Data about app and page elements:
● ● ●
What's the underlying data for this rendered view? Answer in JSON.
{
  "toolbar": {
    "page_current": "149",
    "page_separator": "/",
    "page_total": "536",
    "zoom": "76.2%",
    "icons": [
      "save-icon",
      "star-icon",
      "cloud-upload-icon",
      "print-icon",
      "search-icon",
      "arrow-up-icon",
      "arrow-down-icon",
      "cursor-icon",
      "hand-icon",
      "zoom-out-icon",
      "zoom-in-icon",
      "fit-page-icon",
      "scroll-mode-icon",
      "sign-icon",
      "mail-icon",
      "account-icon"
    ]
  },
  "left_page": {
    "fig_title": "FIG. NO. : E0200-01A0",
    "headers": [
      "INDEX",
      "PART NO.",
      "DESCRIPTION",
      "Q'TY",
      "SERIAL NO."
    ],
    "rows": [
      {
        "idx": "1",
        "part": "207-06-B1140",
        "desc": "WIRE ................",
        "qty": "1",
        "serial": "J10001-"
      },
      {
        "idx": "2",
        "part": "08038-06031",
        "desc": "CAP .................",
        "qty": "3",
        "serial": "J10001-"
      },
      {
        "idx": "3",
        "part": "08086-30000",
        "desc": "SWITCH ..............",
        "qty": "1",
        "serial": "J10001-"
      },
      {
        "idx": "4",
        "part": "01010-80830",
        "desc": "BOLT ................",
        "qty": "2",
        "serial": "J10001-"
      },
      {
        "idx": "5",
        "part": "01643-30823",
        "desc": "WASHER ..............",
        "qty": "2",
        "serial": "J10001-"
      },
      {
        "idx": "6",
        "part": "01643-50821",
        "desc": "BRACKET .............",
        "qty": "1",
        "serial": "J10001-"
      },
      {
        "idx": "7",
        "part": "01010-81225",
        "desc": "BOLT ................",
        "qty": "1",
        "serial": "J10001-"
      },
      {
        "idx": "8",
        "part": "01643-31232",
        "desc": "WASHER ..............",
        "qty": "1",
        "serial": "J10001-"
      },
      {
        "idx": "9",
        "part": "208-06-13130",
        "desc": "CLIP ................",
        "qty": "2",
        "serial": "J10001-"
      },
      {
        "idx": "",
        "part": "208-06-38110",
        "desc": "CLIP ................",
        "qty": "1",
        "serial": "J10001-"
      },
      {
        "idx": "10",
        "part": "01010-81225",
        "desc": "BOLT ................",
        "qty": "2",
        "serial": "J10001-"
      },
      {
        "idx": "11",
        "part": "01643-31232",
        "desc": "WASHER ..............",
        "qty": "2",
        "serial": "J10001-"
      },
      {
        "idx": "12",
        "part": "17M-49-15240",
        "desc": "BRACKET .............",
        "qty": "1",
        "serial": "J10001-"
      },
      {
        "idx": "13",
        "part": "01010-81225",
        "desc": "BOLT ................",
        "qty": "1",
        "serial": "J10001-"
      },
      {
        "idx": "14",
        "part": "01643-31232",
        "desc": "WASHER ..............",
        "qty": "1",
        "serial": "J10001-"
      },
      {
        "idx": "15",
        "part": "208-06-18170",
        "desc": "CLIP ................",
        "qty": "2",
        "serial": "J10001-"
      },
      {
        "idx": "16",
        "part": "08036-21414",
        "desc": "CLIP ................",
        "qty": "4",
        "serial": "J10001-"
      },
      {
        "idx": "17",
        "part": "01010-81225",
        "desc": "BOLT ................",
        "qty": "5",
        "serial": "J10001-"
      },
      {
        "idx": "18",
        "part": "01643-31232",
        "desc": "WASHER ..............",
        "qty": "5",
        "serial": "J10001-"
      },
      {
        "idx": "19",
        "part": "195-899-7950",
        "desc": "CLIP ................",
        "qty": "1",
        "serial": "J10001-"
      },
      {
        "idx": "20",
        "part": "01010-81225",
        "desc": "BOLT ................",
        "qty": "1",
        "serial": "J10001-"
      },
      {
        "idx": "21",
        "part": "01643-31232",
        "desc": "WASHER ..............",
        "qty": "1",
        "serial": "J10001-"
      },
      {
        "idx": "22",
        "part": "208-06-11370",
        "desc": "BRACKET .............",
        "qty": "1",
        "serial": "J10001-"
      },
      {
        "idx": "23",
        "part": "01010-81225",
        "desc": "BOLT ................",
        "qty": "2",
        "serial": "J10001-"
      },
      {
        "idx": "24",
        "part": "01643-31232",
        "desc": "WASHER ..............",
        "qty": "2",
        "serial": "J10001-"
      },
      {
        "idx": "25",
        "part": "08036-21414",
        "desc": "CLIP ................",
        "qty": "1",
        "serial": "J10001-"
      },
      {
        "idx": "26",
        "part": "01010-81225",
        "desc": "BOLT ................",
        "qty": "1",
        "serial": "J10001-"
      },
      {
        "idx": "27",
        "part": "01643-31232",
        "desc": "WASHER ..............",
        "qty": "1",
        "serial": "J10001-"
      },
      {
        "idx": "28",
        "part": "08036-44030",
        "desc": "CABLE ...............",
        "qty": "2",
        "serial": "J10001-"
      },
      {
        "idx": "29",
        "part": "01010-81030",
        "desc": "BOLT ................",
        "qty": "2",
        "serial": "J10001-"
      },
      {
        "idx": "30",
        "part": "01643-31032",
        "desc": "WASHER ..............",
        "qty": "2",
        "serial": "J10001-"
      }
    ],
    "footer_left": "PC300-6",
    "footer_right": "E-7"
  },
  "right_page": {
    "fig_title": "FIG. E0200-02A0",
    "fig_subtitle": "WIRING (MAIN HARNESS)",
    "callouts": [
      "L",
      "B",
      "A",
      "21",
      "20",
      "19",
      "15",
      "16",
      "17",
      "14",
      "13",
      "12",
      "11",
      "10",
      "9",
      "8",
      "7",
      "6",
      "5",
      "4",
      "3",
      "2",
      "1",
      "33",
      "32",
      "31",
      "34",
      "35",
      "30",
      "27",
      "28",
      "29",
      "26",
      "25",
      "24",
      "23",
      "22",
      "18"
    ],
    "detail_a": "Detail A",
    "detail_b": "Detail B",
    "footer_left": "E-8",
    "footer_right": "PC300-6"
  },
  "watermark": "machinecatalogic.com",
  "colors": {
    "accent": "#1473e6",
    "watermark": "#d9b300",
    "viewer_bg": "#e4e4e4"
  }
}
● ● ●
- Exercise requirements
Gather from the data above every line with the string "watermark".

- Output of the task
  "watermark": "machinecatalogic.com",
    "watermark": "#d9b300",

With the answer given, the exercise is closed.